I’ve written before about how this question of the platform has moved to the fore as enterprises come out of the pandemic. It’s become a cliché to talk about how the pandemic accelerated digital transformation — a decade in six months, all that stuff. But it’s also looking like the pandemic is going to drive industry consolidation in its wake.
That’s happening on two levels: Players that were already directly in the collaboration space — Microsoft, Cisco, Zoom, RingCentral, and all the others — have to evaluate their platform strategies and at least have an answer for how they’ll provide a platform that covers the gamut from telephony to contact centers, video and web conferencing, with integration into business processes. For example, the biggest question in the wake of Zoom-Five9 is whether Microsoft will finally jump directly into the contact center space via either acquisition or internal product development.

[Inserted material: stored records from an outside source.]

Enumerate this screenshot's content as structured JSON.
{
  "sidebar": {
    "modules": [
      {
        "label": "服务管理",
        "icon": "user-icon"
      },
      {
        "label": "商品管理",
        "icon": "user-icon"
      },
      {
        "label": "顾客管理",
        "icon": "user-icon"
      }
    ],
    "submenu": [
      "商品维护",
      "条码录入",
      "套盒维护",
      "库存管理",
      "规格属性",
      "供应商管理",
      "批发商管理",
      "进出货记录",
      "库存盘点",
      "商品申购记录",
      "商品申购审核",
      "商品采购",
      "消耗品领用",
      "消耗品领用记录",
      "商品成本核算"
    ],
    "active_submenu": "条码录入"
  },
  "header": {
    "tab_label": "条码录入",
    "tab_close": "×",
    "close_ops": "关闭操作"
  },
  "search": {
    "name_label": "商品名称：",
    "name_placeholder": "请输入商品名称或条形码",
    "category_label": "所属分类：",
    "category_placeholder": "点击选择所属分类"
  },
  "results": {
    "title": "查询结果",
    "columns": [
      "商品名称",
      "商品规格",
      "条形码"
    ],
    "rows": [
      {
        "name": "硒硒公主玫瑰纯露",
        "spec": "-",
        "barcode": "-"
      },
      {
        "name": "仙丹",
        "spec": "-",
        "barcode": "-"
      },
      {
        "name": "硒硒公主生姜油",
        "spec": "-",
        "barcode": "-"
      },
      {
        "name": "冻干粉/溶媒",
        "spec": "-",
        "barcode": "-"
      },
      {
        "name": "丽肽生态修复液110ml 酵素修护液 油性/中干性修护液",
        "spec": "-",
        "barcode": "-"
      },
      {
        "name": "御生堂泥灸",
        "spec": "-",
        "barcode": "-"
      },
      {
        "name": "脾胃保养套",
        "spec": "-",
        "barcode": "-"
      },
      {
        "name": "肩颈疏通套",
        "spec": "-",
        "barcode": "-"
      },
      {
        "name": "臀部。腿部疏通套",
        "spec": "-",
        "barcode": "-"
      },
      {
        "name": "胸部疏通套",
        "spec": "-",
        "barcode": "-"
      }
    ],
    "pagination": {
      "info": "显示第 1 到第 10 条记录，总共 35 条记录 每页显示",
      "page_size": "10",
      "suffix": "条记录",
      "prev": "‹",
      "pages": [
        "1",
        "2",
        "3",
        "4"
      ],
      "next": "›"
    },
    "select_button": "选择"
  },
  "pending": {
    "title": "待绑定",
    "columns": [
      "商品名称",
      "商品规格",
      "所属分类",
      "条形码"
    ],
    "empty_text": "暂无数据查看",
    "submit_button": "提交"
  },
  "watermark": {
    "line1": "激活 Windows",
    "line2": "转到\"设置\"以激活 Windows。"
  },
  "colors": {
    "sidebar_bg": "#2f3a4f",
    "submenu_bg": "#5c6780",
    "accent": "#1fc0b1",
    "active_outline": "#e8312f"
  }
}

But the other axis for consolidation comes from players like Salesforce that hadn’t been what you’d call core collaboration providers pre-pandemic. Salesforce’s Slack acquisition is widely viewed as a step in a more direct challenge to Microsoft across the enterprise software spectrum, including collaboration.
For enterprise communications/collaboration decision-makers, this is news, but it’s not new. Enterprise communications and collaboration have been getting pulled out of their silo ever since Cisco entered the PBX market in the late 1990s.
Communications/collaboration is now fully embedded in the larger enterprise software picture, and that makes players like Salesforce interested in this market in a way they previously weren’t. Part of it is natural trends that were playing out more deliberately, only to be accelerated by the pandemic. Because of how the pandemic changed work, enterprise software absolutely needs a communications/collaboration element.
It’s an exciting time in the industry, and we’ll be discussing all these mega-trends at Enterprise Connect 2021 at the end of September. We’ll get a sense of the strategies of some of the leading players with keynotes from Microsoft, Cisco, Zoom, RingCentral, and AWS, and we’ll have General Sessions featuring thought leaders from these companies and more, plus my colleague Beth Schultz’s sit-down with enterprise decision-makers, and a discussion of contact center trends with Sheila McGee-Smith and a panel of leading technology providers.
I hope you can join us in Orlando for what’s going to be an incredible event — a chance to get back and network, hear from all the best independent experts, and see where the industry’s going. Just remember, use the code NJAL200 when you register to save $200 off the current rate.